After having attended a Dagstuhl seminar in 2009 I am happy to be again at this great location - this time as co-organizer of the seminar Computational Methods Aiding Early-Stage Drug Design. We have had already two days of intense discussions and I am grateful for the scientific council of Dagstuhl that they have accepted this seminar even though the content is a bit more distant from the kind of seminars that are typically organized in this well known meeting place for computational scientists.

Even though the list of participant is not huge (we are with 20+), the composition of attendees is very diverse and the discussions have already been very stimulating. Just a few remarks that stuck in my mind:

• The relevance of including & making available datasets to the scientific community that are more reflective of the situation at pharmaceutical companies where roughly 90% of compounds from a screen are inactive for a given primary assay.
• The difficulty of sampling chemical space...
• How to define biological activity and especially novel biological activity?

ScienceTue, 21 May 2013 19:58:48 GMT
<![CDATA[Paul J Lewi has died]]> Paul Lewi

I have just learned from my colleague that Dr. Paul J. Lewi has died on August 28th. I have known Paul from his introduction to partial least squares, the numerous discussions on finding new applications for his spectral map approach - especially for gene expression data - and various scientific discussions.

While I have not known Paul very much personally, I have always valued his insights and broad overview of statistical concepts - something that is very important for me as a non-statistician who relies heavily on statistical techniques to analyze and interpret the biological data we generate.
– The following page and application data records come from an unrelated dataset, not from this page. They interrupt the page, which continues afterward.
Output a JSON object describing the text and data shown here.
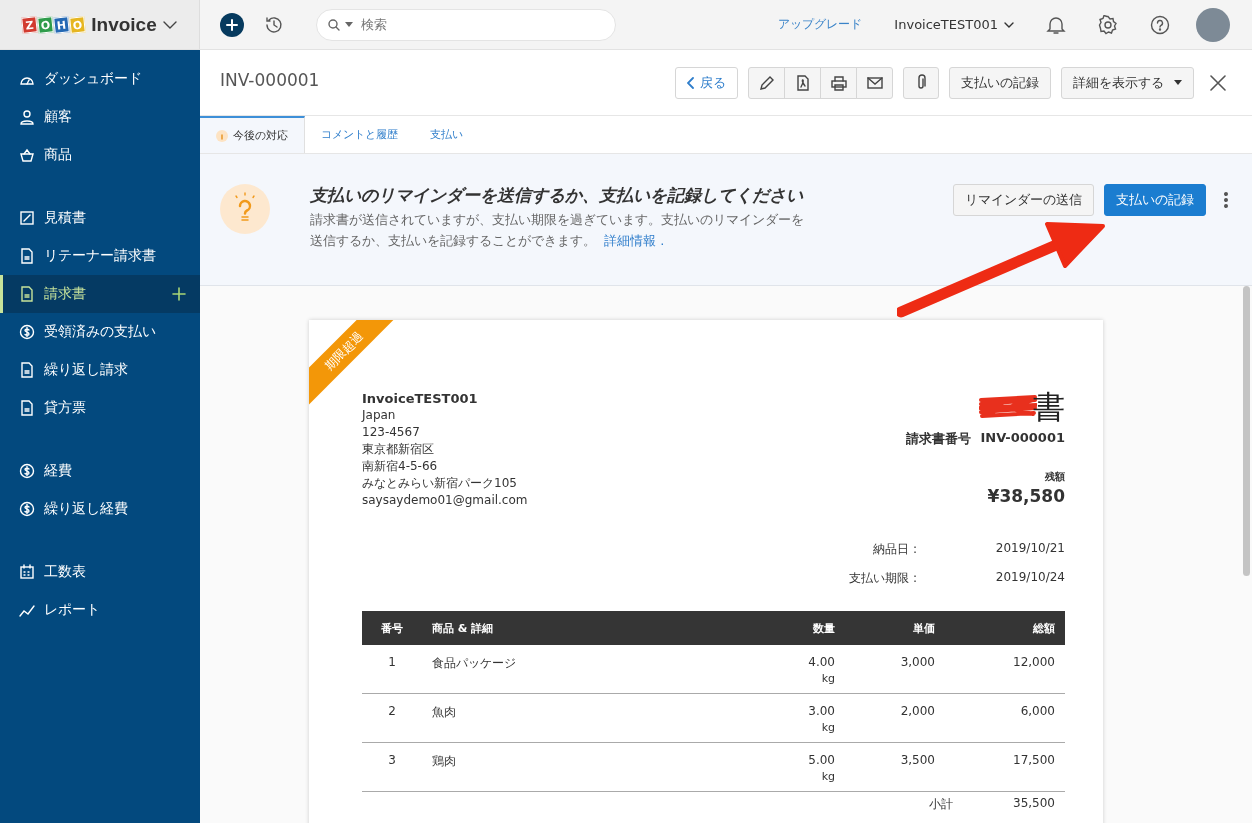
{
  "app": {
    "brand_tiles": [
      "Z",
      "O",
      "H",
      "O"
    ],
    "brand": "Invoice"
  },
  "topbar": {
    "search": {
      "placeholder": "検索"
    },
    "upgrade": "アップグレード",
    "org": "InvoiceTEST001"
  },
  "sidebar": {
    "groups": [
      [
        {
          "kind": "dashboard",
          "label": "ダッシュボード",
          "selected": false
        },
        {
          "kind": "person",
          "label": "顧客",
          "selected": false
        },
        {
          "kind": "basket",
          "label": "商品",
          "selected": false
        }
      ],
      [
        {
          "kind": "estimate",
          "label": "見積書",
          "selected": false
        },
        {
          "kind": "doc",
          "label": "リテーナー請求書",
          "selected": false
        },
        {
          "kind": "doc",
          "label": "請求書",
          "selected": true
        },
        {
          "kind": "coin",
          "label": "受領済みの支払い",
          "selected": false
        },
        {
          "kind": "doc",
          "label": "繰り返し請求",
          "selected": false
        },
        {
          "kind": "doc",
          "label": "貸方票",
          "selected": false
        }
      ],
      [
        {
          "kind": "coin",
          "label": "経費",
          "selected": false
        },
        {
          "kind": "coin",
          "label": "繰り返し経費",
          "selected": false
        }
      ],
      [
        {
          "kind": "calendar",
          "label": "工数表",
          "selected": false
        },
        {
          "kind": "chart",
          "label": "レポート",
          "selected": false
        }
      ]
    ]
  },
  "header": {
    "title": "INV-000001",
    "back": "戻る",
    "record_payment": "支払いの記録",
    "more": "詳細を表示する"
  },
  "tabs": [
    {
      "label": "今後の対応",
      "selected": true
    },
    {
      "label": "コメントと履歴",
      "selected": false
    },
    {
      "label": "支払い",
      "selected": false
    }
  ],
  "banner": {
    "heading": "支払いのリマインダーを送信するか、支払いを記録してください",
    "text": "請求書が送信されていますが、支払い期限を過ぎています。支払いのリマインダーを送信するか、支払いを記録することができます。",
    "link": "詳細情報",
    "link_suffix": ".",
    "reminder_button": "リマインダーの送信",
    "record_button": "支払いの記録"
  },
  "invoice": {
    "ribbon": "期限超過",
    "company": "InvoiceTEST001",
    "address": [
      "Japan",
      "123-4567",
      "東京都新宿区",
      "南新宿4-5-66",
      "みなとみらい新宿パーク105",
      "saysaydemo01@gmail.com"
    ],
    "title": "書",
    "number_label": "請求書番号",
    "number": "INV-000001",
    "balance_label": "残額",
    "balance": "¥38,580",
    "dates": [
      {
        "label": "納品日 :",
        "value": "2019/10/21"
      },
      {
        "label": "支払い期限 :",
        "value": "2019/10/24"
      }
    ],
    "columns": [
      "番号",
      "商品 & 詳細",
      "数量",
      "単価",
      "総額"
    ],
    "rows": [
      {
        "no": "1",
        "item": "食品パッケージ",
        "qty": "4.00",
        "unit": "kg",
        "rate": "3,000",
        "amount": "12,000"
      },
      {
        "no": "2",
        "item": "魚肉",
        "qty": "3.00",
        "unit": "kg",
        "rate": "2,000",
        "amount": "6,000"
      },
      {
        "no": "3",
        "item": "鶏肉",
        "qty": "5.00",
        "unit": "kg",
        "rate": "3,500",
        "amount": "17,500"
      }
    ],
    "subtotal_label": "小計",
    "subtotal": "35,500"
  }
}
Spectral mapping - you can find more info on a web site that he has created together with Luc Wouters here - has become a fundamental tool in my work with high dimensional data. Starting out as a tool for QC, it has quickly moved into providing us insights into biological effects within high dimensional data sets. Nowadays we are exploring the use of spectral mapping for defining metagenes. In other words, we continue to rely heavily on his work - maybe the best way to remember Paul.

ScienceMon, 03 Sep 2012 17:00:22 GMT